Note: Since these cabinets have a metal handrail which I wanted to paint out the same “Winter Fog” colour as the doors, I applied a coat of Bulls Eye 1-2-3 spray primer to ensure maximum adhesion of the Bond Coat to the metal.
3. Installing Wood Shaker Trim
This step is optional. If you are not adding wood trim to your cabinet door fronts, proceed to next step.
- Measure the long sides of the cabinet doors, and cut 2” MDF trim pieces to length
- Apply a generous amount of construction adhesive to the back of the trim, and secure in place with wood clamps
- Using a pin nailer with 23 gauge pin nails, secure each piece in place, and be sure to wipe up any construction adhesive that may have squeezed out the sides
- Next, measure the width pieces to fit between the already installed lengths, cut to size, and install as previously noted
- Once construction adhesive is dry, remove clamps and use wood filler on the seams and edges
- Sand MDF trim surfaces smooth and wipe down doors from any dust and debris
- To ensure maximum adhesion of the Bond Coat to the MDF, it is recommended to add a light coat of Bulls Eye 1-2-3 spray primer
4. Apply Bond Coat
The Bond Coat is specially formulated to provide maximum adhesion to wood, laminate, and melamine surfaces.
- Thoroughly stir the can of Bond Coat with the stir sticks included in the kit

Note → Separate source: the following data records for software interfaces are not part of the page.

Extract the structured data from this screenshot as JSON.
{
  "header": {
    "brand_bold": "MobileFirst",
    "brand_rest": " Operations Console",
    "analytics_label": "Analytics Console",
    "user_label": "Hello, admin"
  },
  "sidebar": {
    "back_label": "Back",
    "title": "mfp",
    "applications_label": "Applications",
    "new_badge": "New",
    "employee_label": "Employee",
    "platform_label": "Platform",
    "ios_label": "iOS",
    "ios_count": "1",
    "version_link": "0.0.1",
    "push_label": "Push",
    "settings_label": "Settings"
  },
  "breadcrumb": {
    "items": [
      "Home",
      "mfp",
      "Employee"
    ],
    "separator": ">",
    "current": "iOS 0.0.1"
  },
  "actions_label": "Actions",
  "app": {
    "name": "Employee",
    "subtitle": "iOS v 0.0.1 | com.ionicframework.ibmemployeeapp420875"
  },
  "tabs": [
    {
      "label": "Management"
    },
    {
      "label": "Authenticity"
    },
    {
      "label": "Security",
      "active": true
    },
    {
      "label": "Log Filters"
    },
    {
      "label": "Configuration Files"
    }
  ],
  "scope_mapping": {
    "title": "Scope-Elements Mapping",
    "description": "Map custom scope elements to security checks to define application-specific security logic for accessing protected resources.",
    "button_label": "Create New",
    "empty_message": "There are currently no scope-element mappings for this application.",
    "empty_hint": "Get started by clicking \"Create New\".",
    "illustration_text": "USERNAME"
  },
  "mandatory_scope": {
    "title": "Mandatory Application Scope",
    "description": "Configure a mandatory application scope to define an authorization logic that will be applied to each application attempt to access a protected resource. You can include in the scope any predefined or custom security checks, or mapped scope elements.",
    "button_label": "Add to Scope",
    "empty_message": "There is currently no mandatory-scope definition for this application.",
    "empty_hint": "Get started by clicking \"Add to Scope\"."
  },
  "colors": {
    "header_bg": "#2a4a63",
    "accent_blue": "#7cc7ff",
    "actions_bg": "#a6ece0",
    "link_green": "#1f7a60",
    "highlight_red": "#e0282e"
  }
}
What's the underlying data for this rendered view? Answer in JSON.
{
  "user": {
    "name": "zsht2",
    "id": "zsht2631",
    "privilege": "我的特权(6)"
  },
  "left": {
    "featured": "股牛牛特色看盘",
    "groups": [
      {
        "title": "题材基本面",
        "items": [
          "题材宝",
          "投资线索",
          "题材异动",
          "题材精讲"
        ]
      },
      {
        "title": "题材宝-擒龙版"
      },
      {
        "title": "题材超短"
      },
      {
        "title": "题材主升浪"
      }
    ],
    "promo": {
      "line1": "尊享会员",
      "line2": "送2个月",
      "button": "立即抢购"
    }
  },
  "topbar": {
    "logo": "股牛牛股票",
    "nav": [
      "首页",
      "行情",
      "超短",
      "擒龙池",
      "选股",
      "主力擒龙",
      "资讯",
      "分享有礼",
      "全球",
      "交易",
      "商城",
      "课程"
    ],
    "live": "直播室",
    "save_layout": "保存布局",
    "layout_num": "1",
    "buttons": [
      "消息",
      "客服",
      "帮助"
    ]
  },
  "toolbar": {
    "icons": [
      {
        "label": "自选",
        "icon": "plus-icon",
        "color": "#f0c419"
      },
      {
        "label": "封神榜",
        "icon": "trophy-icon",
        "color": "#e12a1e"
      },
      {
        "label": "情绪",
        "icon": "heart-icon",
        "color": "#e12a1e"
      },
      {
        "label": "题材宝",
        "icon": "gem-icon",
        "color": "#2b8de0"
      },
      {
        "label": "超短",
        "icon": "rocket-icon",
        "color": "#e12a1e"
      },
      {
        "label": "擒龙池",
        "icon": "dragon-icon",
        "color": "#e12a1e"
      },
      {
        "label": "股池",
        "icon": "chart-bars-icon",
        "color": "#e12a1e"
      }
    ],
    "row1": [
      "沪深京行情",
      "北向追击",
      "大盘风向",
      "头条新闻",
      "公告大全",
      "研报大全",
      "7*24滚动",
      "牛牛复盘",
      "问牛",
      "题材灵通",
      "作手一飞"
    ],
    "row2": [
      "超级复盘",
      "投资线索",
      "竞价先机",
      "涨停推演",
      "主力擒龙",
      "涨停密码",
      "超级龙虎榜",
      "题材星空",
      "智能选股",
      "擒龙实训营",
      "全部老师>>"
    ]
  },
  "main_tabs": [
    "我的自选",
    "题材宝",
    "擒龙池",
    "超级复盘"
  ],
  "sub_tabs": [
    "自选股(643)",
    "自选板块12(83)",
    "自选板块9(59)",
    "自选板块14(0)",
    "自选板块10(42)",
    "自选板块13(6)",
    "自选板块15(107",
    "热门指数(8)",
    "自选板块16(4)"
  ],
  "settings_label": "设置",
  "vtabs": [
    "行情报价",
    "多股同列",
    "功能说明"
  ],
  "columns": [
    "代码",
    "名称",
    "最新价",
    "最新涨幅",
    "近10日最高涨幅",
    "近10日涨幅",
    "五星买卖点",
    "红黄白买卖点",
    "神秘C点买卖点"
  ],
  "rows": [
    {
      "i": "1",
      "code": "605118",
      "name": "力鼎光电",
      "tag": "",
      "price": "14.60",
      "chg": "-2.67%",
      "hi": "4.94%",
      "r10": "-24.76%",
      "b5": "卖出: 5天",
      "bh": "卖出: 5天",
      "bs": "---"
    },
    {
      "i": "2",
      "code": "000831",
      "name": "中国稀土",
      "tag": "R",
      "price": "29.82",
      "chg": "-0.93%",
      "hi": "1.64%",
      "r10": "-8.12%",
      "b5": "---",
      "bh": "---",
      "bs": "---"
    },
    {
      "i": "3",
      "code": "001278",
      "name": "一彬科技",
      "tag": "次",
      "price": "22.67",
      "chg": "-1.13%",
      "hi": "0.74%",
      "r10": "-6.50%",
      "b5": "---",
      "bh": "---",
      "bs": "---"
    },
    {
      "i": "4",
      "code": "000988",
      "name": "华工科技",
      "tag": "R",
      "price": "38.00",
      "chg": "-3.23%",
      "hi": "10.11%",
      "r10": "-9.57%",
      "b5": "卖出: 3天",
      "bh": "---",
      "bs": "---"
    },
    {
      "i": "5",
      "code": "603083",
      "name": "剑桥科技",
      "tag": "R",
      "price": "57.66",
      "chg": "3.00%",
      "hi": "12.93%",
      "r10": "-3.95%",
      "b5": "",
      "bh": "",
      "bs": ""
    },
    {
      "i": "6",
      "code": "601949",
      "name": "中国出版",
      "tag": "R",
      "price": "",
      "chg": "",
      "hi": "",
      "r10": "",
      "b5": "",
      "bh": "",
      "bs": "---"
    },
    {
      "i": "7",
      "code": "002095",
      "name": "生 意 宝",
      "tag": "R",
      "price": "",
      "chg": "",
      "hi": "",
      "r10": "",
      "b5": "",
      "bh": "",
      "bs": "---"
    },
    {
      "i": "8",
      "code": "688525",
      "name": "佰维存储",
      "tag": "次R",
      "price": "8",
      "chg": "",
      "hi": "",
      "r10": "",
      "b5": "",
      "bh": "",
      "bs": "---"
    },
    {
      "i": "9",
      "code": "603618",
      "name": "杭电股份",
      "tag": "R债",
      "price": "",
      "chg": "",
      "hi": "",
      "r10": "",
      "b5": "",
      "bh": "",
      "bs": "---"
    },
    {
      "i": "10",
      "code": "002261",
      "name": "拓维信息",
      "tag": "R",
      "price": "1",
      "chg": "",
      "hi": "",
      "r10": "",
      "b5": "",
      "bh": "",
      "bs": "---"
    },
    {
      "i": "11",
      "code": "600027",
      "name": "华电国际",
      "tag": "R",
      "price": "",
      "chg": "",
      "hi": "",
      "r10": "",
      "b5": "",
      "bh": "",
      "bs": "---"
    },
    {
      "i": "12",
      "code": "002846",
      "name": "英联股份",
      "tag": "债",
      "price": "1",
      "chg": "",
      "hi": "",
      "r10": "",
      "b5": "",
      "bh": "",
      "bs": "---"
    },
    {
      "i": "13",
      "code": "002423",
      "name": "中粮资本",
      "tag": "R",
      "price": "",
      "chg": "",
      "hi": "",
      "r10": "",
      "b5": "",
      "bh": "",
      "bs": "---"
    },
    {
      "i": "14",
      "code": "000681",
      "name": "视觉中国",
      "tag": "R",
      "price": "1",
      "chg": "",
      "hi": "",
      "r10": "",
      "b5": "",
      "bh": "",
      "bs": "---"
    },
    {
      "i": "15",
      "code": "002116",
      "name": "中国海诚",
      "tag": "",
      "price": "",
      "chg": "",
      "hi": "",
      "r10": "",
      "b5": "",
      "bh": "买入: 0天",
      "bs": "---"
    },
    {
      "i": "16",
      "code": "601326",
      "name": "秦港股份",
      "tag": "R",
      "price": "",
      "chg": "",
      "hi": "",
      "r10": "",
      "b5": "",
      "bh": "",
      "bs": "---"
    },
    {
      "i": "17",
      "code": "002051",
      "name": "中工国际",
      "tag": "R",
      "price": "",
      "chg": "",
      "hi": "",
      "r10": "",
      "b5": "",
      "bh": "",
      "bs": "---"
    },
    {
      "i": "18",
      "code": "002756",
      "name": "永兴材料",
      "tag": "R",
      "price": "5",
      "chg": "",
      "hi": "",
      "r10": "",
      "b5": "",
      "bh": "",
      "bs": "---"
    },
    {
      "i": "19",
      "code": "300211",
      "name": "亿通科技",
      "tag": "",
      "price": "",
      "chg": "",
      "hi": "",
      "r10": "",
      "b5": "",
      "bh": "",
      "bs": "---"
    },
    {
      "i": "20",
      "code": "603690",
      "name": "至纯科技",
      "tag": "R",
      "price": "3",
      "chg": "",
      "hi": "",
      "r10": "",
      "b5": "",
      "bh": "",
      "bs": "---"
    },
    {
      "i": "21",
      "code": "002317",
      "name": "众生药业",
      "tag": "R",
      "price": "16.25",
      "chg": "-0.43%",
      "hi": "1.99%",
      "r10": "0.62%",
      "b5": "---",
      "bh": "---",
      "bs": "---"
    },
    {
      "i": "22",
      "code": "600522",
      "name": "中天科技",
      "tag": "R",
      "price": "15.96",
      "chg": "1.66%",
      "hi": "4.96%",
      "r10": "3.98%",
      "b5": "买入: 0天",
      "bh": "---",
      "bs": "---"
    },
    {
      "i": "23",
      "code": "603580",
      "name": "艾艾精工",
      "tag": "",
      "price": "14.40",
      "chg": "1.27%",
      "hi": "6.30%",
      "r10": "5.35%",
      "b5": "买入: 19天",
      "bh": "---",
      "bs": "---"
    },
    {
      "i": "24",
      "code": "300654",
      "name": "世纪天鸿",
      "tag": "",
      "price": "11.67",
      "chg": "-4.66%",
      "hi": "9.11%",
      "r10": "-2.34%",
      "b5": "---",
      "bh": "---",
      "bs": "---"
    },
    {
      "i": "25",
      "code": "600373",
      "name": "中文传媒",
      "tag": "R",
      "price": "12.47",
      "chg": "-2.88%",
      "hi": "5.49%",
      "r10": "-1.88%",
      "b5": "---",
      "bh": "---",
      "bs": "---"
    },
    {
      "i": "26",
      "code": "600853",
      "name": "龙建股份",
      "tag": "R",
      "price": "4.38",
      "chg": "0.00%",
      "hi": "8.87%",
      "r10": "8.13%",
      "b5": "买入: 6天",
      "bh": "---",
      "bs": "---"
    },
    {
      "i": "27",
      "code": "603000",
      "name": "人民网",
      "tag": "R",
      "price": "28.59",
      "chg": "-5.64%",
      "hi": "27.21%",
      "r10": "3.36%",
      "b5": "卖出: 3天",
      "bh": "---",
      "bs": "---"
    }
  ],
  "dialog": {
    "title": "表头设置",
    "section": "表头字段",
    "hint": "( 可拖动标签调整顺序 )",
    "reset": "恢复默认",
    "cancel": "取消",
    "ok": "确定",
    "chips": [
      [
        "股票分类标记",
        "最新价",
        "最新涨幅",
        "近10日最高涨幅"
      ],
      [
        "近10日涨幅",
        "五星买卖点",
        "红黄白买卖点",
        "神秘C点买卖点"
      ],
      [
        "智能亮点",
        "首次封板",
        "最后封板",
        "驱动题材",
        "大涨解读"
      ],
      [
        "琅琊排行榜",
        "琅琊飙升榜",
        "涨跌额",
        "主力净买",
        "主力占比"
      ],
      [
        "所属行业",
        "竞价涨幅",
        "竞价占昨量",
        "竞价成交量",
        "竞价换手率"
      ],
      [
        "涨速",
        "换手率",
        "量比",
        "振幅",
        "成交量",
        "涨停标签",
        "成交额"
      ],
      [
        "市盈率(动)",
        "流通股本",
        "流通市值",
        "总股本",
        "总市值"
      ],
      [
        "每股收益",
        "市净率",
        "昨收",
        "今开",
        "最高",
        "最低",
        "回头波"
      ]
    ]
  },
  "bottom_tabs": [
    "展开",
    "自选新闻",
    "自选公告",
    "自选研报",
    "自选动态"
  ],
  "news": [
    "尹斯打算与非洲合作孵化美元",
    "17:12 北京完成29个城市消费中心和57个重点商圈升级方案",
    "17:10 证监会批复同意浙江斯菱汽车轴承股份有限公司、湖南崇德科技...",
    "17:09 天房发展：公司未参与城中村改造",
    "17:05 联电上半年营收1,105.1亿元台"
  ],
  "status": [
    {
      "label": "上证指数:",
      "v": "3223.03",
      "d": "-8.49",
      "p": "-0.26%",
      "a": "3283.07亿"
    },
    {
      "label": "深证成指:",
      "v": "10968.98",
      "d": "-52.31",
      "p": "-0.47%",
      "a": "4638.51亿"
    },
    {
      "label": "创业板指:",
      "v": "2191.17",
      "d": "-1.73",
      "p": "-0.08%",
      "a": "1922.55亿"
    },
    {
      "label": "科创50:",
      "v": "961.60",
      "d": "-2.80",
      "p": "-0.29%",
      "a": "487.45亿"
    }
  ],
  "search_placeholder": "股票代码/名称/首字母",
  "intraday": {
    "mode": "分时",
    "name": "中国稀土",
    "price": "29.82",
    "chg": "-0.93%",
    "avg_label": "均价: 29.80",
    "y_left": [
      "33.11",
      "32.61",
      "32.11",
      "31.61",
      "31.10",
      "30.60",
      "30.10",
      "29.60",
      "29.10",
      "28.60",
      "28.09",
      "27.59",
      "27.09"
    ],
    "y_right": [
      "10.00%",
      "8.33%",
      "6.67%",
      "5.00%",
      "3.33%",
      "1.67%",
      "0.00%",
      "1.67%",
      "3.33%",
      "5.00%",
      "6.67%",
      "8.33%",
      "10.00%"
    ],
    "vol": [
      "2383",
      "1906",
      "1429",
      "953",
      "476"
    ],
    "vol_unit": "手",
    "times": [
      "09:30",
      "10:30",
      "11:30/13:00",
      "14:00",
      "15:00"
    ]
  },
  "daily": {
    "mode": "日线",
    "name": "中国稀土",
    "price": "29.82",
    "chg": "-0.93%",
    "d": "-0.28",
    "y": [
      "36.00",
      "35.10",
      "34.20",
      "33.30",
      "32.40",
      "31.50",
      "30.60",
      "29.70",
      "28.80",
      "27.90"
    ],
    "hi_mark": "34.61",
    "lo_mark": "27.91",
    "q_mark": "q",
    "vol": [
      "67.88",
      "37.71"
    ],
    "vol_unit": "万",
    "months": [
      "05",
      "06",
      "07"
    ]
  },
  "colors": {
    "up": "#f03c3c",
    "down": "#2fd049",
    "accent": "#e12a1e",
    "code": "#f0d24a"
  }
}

- Pour a small amount into a paint tray, and using a 2” synthetic paint brush, apply an even coat on all surfaces
- Allow to dry for 2-3 hours, and then apply a second coat
5. Apply Protective Top Coat
The Protective Top Coat provides superior stain and scratch resistance. It dries very quickly, so do not rebrush previously coated areas that have started to dry.
- Wearing gloves, thoroughly stir the Top Coat with the stir stick provided in the kit
- Using a 2” synthetic paint brush, apply an even layer of the Top Coat to all surfaces
- Only 1 coat is needed, and it will dry clear
- Allow to dry for 12 hours before reinstalling the cabinets
Want a quick project recap? Click HERE!
What do you think of my thrifty cabinet overhaul?
Next week, I’m tackling the countertops… so check back to see what frugal DIY solution I have you my sleeve! And stay tuned for the FULL PROJECT REVEAL in just a few short weeks!